Each month I write for OM Yoga Magazine - here is my column from November 2012
A mild thoracic curve means my chaturanga can look slightly lopsided. However, I only noticed this after observation in a mirror and working one-to-one with a teacher. X-rays and scans confirmed mild scoliosis
as well as spondylolisthesis, so the wonky chaturanga then made sense. Not long ago I had the experience of being in a workshop where an advanced teacher tried to (literally) wrench my shoulder up and back in chaturanga to straighten me out, despite my explanation of my physical imbalances. Instead of listening, he stared at me blankly and said, “You’re not doing it right”.
These experiences greatly inform how I approach teaching. They also remind me what an honour and privilege and responsibility it is. If I were less confident, that experience with the advanced teacher would have upset me. (Let’s save the ‘what is advanced?’ discussion for another time!) I like to remember the words of Judith Lasater who I studied with earlier this year. During training, one of the many things she said that stuck with me in regard to yoga asana is that there is no right or wrong – there is only safe. It’s important that we do our best to be safe in our postures.
I enjoy one-to-one yoga sessions a lot. Each person I guide through practice teaches me something. Every body is different. There is no perfect yoga pose. One of the things I love about working one-to-one is being able to guide someone to finding the expression of a posture that works best for them. Together we can take more time to get back to basics, break down poses and tailor their practice. My hope is that within this the yogi comes to experience that the practice they are developing is about more than touching their toes. When a client told me she had practised a couple of poses on her own at home because she liked how they made her feel afterwards I was delighted. Delighted that she felt confident enough to do some asana practice on her own and that she was finding her own unique experience of yoga that went beyond where to place her feet in trikonasana. Even better that this was for her self-care and not to please the teacher.
Paula Hines is a London-based yoga teacher (www.ucanyoga.co.uk) – if you are in London and interested in 1-2-1 or Small Group Private Yoga, please click here for details.
If you’d like to read a selection of my past OM Yoga Magazine columns and a FREE 24 page preview of the latest issue at my U Can Yoga website, please click here.

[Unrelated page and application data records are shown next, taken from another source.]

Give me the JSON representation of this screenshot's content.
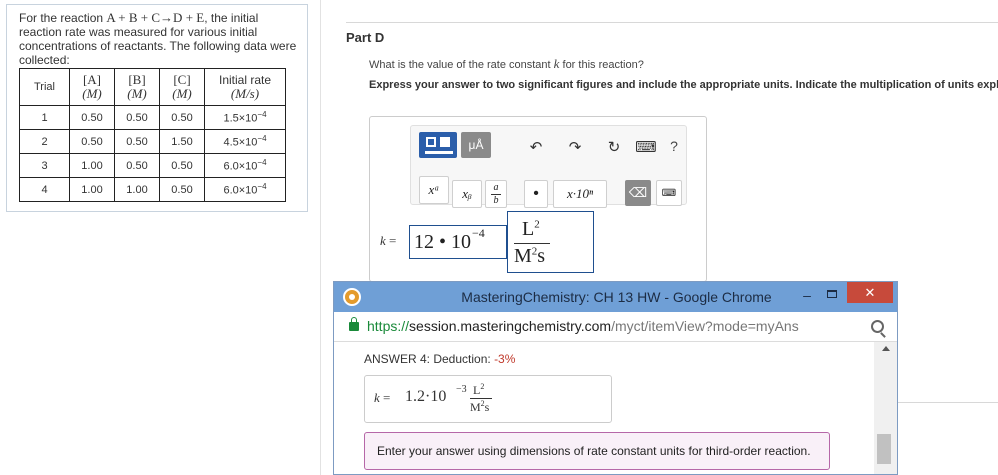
{
  "problem": {
    "intro_prefix": "For the reaction ",
    "reaction": "A + B + C→D + E",
    "intro_suffix": ", the initial reaction rate was measured for various initial concentrations of reactants. The following data were collected:",
    "table": {
      "headers": [
        {
          "top": "Trial",
          "bottom": ""
        },
        {
          "top": "[A]",
          "bottom": "(M)"
        },
        {
          "top": "[B]",
          "bottom": "(M)"
        },
        {
          "top": "[C]",
          "bottom": "(M)"
        },
        {
          "top": "Initial rate",
          "bottom": "(M/s)"
        }
      ],
      "rows": [
        {
          "trial": "1",
          "a": "0.50",
          "b": "0.50",
          "c": "0.50",
          "rate_mant": "1.5×10",
          "rate_exp": "−4"
        },
        {
          "trial": "2",
          "a": "0.50",
          "b": "0.50",
          "c": "1.50",
          "rate_mant": "4.5×10",
          "rate_exp": "−4"
        },
        {
          "trial": "3",
          "a": "1.00",
          "b": "0.50",
          "c": "0.50",
          "rate_mant": "6.0×10",
          "rate_exp": "−4"
        },
        {
          "trial": "4",
          "a": "1.00",
          "b": "1.00",
          "c": "0.50",
          "rate_mant": "6.0×10",
          "rate_exp": "−4"
        }
      ]
    }
  },
  "part": {
    "title": "Part D",
    "question_prefix": "What is the value of the rate constant ",
    "question_var": "k",
    "question_suffix": " for this reaction?",
    "instructions": "Express your answer to two significant figures and include the appropriate units. Indicate the multiplication of units explicitly either with a multiplication dot or a dash."
  },
  "toolbar": {
    "units_label": "μÅ",
    "undo_glyph": "↶",
    "redo_glyph": "↷",
    "reset_glyph": "↻",
    "keyboard_glyph": "⌨",
    "help_label": "?",
    "power_label": "xᵃ",
    "subscript_label": "xᵦ",
    "fraction_top": "a",
    "fraction_bottom": "b",
    "dot_label": "•",
    "sci_label": "x·10ⁿ",
    "backspace_glyph": "⌫",
    "keyboard2_glyph": "⌨"
  },
  "answer_input": {
    "label_var": "k",
    "label_eq": " = ",
    "value": "12 • 10",
    "value_exp": "−4",
    "unit_num": "L",
    "unit_num_exp": "2",
    "unit_den_base": "M",
    "unit_den_exp": "2",
    "unit_den_tail": "s"
  },
  "popup": {
    "title": "MasteringChemistry: CH 13 HW - Google Chrome",
    "minimize": "–",
    "close": "✕",
    "url_scheme": "https://",
    "url_host": "session.masteringchemistry.com",
    "url_path": "/myct/itemView?mode=myAns",
    "answer_heading": "ANSWER 4: Deduction: ",
    "deduction": "-3%",
    "answer_k": "k",
    "answer_eq": " = ",
    "answer_value": "1.2·10",
    "answer_exp": "−3",
    "answer_unit_num": "L",
    "answer_unit_num_exp": "2",
    "answer_unit_den_base": "M",
    "answer_unit_den_exp": "2",
    "answer_unit_den_tail": "s",
    "feedback": "Enter your answer using dimensions of rate constant units for third-order reaction."
  },
  "colors": {
    "accent_blue": "#2b5eaa",
    "titlebar": "#6f9fd6",
    "close_red": "#c74a3b",
    "feedback_border": "#b667a8",
    "deduction_red": "#c0392b",
    "secure_green": "#1a8a3a"
  }
}
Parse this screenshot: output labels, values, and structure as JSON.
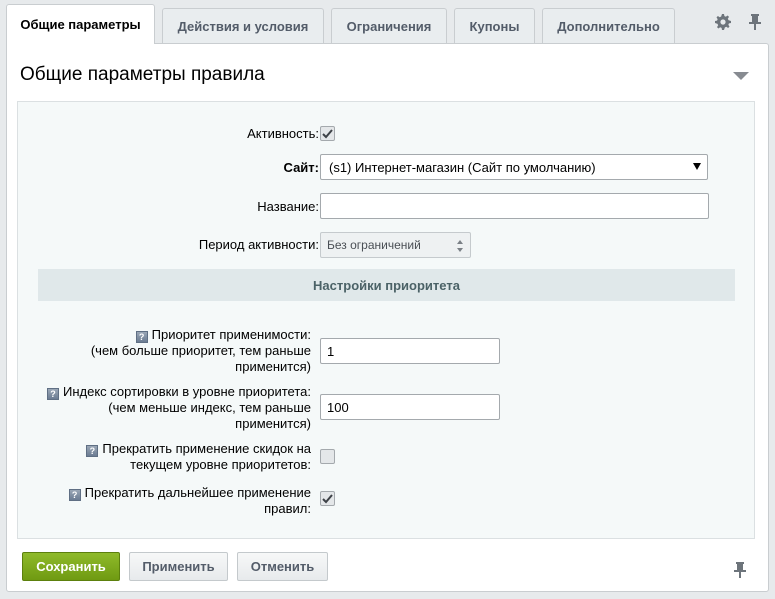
{
  "tabs": [
    {
      "label": "Общие параметры",
      "active": true
    },
    {
      "label": "Действия и условия"
    },
    {
      "label": "Ограничения"
    },
    {
      "label": "Купоны"
    },
    {
      "label": "Дополнительно"
    }
  ],
  "toolbar_icons": [
    "gear-icon",
    "pin-icon"
  ],
  "section": {
    "title": "Общие параметры правила"
  },
  "form": {
    "active_label": "Активность:",
    "active_checked": true,
    "site_label": "Сайт:",
    "site_value": "(s1) Интернет-магазин (Сайт по умолчанию)",
    "name_label": "Название:",
    "name_value": "",
    "period_label": "Период активности:",
    "period_value": "Без ограничений"
  },
  "priority": {
    "header": "Настройки приоритета",
    "apply_priority_label_1": "Приоритет применимости:",
    "apply_priority_label_2": "(чем больше приоритет, тем раньше",
    "apply_priority_label_3": "применится)",
    "apply_priority_value": "1",
    "sort_label_1": "Индекс сортировки в уровне приоритета:",
    "sort_label_2": "(чем меньше индекс, тем раньше",
    "sort_label_3": "применится)",
    "sort_value": "100",
    "stop_level_label_1": "Прекратить применение скидок на",
    "stop_level_label_2": "текущем уровне приоритетов:",
    "stop_level_checked": false,
    "stop_further_label_1": "Прекратить дальнейшее применение",
    "stop_further_label_2": "правил:",
    "stop_further_checked": true
  },
  "buttons": {
    "save": "Сохранить",
    "apply": "Применить",
    "cancel": "Отменить"
  },
  "colors": {
    "save_button": "#7aa51b",
    "priority_header_bg": "#e0e8ea",
    "form_bg": "#f5f9f9"
  }
}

Sun Salutation infographic - via Health Perch, Aldo Baker
In my home-town of London it feels like the sun has officially come out of hibernation and that Spring is here at last! With a mix of my own home practice and recently teaching sunrise yoga in the beautiful New York loft-style, light-filled studio at Victor’s Lab
on Mondays, I’ve been making the most of the brighter mornings by taking the opportunity to salute the sun for real!
I was recently introduced to this great Sun Salutation infographic by Aldo Baker via Health Perch and it’s a really handy guide to refer to if you’re new to sun salutes and want to practice outside of class. I’ve attached a jpeg alongside this post, but you can see the guide in full at the Health Perch website by clicking here.
On another note, I am always surprised by how time flies! It doesn’t seem long ago that we were just starting the very first south London-based Stretching the City Yoga Beginners course in Pimlico in January – now it’s already the halfway point in the second 6-week Course in Pimlico.
So far we’ve been working on standing poses, forward bends and twists. Week 3 is where we introduce backbends and we’ve also been introducing sun salutations into our practice.
If you’re new to yoga (or know someone who wants to start) and would like to learn in a relaxed group setting, then why not join the next 6-week Pimlico course? It starts on Tues 15th April 7.30-8.30pm. As well the sun salutation mentioned above you’ll get a good overall grounding in yoga basics. I also like to suggest different options to encourage you to safely adapt and modify poses to suit you. By the end of the six weeks you should feel confident enough to attend drop-in yoga classes, practice at home and attend yoga retreats.
You can find further info on Stretching the City’s courses and sign up by clicking here.
In the meantime, take care and I hope the sun is shining where you are